START GIVEN RECORDS
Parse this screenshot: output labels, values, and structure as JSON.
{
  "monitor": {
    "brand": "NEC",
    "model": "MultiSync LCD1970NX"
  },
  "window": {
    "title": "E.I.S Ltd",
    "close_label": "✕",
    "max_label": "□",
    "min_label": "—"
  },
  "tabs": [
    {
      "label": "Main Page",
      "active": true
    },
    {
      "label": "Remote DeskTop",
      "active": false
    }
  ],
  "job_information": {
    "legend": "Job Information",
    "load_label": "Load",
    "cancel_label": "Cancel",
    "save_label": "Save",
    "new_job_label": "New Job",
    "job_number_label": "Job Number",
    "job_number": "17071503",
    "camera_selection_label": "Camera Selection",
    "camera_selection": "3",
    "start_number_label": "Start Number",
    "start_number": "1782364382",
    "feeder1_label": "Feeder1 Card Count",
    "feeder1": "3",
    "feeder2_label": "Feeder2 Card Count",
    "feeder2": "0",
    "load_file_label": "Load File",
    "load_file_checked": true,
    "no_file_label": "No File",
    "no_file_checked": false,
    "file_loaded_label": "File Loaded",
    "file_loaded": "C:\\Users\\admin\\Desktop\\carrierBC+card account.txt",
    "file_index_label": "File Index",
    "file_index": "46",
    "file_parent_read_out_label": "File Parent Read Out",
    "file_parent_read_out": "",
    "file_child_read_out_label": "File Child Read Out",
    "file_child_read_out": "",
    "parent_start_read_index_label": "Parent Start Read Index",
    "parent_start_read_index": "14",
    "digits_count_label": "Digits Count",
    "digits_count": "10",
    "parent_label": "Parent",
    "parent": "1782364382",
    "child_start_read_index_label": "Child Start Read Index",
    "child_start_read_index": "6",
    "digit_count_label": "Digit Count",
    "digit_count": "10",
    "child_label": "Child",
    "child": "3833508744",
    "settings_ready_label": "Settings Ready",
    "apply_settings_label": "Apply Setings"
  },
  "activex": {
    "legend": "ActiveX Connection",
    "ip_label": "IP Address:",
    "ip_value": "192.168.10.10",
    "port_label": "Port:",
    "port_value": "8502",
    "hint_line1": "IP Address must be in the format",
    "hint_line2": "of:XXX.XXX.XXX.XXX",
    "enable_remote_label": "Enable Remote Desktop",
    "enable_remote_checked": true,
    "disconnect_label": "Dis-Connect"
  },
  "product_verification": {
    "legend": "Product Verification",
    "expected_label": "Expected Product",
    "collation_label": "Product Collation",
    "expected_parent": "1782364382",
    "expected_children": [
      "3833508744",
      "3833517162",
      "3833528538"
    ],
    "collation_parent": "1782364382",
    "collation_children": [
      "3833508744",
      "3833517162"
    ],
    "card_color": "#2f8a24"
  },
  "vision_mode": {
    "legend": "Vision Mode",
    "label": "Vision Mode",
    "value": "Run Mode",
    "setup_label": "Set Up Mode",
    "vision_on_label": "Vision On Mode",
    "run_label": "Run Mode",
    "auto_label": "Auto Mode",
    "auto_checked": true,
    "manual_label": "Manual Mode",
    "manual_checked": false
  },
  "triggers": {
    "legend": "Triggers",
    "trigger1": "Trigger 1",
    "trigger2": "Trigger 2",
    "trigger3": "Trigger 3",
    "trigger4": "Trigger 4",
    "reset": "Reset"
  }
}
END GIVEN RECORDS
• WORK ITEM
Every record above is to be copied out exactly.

• EXERCISE RESULT
Parse this screenshot: output labels, values, and structure as JSON.
{
  "monitor": {
    "brand": "NEC",
    "model": "MultiSync LCD1970NX"
  },
  "window": {
    "title": "E.I.S Ltd",
    "close_label": "✕",
    "max_label": "□",
    "min_label": "—"
  },
  "tabs": [
    {
      "label": "Main Page",
      "active": true
    },
    {
      "label": "Remote DeskTop",
      "active": false
    }
  ],
  "job_information": {
    "legend": "Job Information",
    "load_label": "Load",
    "cancel_label": "Cancel",
    "save_label": "Save",
    "new_job_label": "New Job",
    "job_number_label": "Job Number",
    "job_number": "17071503",
    "camera_selection_label": "Camera Selection",
    "camera_selection": "3",
    "start_number_label": "Start Number",
    "start_number": "1782364382",
    "feeder1_label": "Feeder1 Card Count",
    "feeder1": "3",
    "feeder2_label": "Feeder2 Card Count",
    "feeder2": "0",
    "load_file_label": "Load File",
    "load_file_checked": true,
    "no_file_label": "No File",
    "no_file_checked": false,
    "file_loaded_label": "File Loaded",
    "file_loaded": "C:\\Users\\admin\\Desktop\\carrierBC+card account.txt",
    "file_index_label": "File Index",
    "file_index": "46",
    "file_parent_read_out_label": "File Parent Read Out",
    "file_parent_read_out": "",
    "file_child_read_out_label": "File Child Read Out",
    "file_child_read_out": "",
    "parent_start_read_index_label": "Parent Start Read Index",
    "parent_start_read_index": "14",
    "digits_count_label": "Digits Count",
    "digits_count": "10",
    "parent_label": "Parent",
    "parent": "1782364382",
    "child_start_read_index_label": "Child Start Read Index",
    "child_start_read_index": "6",
    "digit_count_label": "Digit Count",
    "digit_count": "10",
    "child_label": "Child",
    "child": "3833508744",
    "settings_ready_label": "Settings Ready",
    "apply_settings_label": "Apply Setings"
  },
  "activex": {
    "legend": "ActiveX Connection",
    "ip_label": "IP Address:",
    "ip_value": "192.168.10.10",
    "port_label": "Port:",
    "port_value": "8502",
    "hint_line1": "IP Address must be in the format",
    "hint_line2": "of:XXX.XXX.XXX.XXX",
    "enable_remote_label": "Enable Remote Desktop",
    "enable_remote_checked": true,
    "disconnect_label": "Dis-Connect"
  },
  "product_verification": {
    "legend": "Product Verification",
    "expected_label": "Expected Product",
    "collation_label": "Product Collation",
    "expected_parent": "1782364382",
    "expected_children": [
      "3833508744",
      "3833517162",
      "3833528538"
    ],
    "collation_parent": "1782364382",
    "collation_children": [
      "3833508744",
      "3833517162"
    ],
    "card_color": "#2f8a24"
  },
  "vision_mode": {
    "legend": "Vision Mode",
    "label": "Vision Mode",
    "value": "Run Mode",
    "setup_label": "Set Up Mode",
    "vision_on_label": "Vision On Mode",
    "run_label": "Run Mode",
    "auto_label": "Auto Mode",
    "auto_checked": true,
    "manual_label": "Manual Mode",
    "manual_checked": false
  },
  "triggers": {
    "legend": "Triggers",
    "trigger1": "Trigger 1",
    "trigger2": "Trigger 2",
    "trigger3": "Trigger 3",
    "trigger4": "Trigger 4",
    "reset": "Reset"
  }
}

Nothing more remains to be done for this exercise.